The intensifying effects of climate catastrophe has implicated anthropocentrism and the effects of human dominance on the more-than-human world. The position we find ourselves in calls for more equitable and sustainable paradigms that have the capacity to shift concepts of power and agency, and emphasize materially pluralistic and agential domains that humans are entangled with and depend upon. In this talk I will discuss an interdisciplinary methodology I’ve designed that explores how the flows, velocities and contingencies of sound may reassemble our assumptions of who perceives, and amplify the intermaterial effects we have on each other. Specifically I will discuss my creative research project Resonance & Resemblance (R&R, Thorpe 2017), a sonic meditation that accentuated the mesh of geo-bio perception (of which humans are but one). I will discuss how, with R&R, I engaged non-hierarchal music-making strategies to listen with particular attention to the phenomenon of resonance in our environment. In addition I situate this project alongside the work of sound and sculpture artist Jacqueline Kiyomi Gordon, who also figures resonance strongly in her process. These works in conversation point to what I frame as resonant perspective: a relational and situated knowing (Haraway 1988) of a materially plural, protean and impactful environment (Cajete 2016).
Click here to register via Zoom. Please note that registering for this event will sign you up for the entire Thursday Lecture Series for the Fall 2020 semester.
Talks in this series will be followed by discussion, including a Q&A session with the audience.
Please email [email protected] to request disability accommodations.

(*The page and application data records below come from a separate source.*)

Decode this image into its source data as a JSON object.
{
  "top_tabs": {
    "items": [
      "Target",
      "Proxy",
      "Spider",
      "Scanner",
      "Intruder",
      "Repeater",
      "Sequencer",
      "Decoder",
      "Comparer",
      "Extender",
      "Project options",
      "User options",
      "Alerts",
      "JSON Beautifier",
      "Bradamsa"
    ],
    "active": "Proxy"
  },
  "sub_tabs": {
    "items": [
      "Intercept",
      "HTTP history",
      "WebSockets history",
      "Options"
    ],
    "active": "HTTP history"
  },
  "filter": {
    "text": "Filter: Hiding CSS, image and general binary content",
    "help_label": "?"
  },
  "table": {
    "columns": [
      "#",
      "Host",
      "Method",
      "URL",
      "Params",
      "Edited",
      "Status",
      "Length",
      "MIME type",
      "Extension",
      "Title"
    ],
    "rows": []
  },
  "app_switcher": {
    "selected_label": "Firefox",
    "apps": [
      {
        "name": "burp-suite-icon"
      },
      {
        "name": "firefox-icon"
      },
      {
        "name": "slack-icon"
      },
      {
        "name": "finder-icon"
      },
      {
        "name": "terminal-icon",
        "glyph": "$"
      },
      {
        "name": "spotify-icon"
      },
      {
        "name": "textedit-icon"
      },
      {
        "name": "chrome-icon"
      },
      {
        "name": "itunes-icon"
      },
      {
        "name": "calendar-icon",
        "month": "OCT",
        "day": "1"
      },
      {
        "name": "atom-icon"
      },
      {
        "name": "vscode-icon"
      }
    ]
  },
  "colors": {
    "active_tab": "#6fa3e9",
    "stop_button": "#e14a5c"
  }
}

Advance notice is necessary to arrange for some accessibility needs.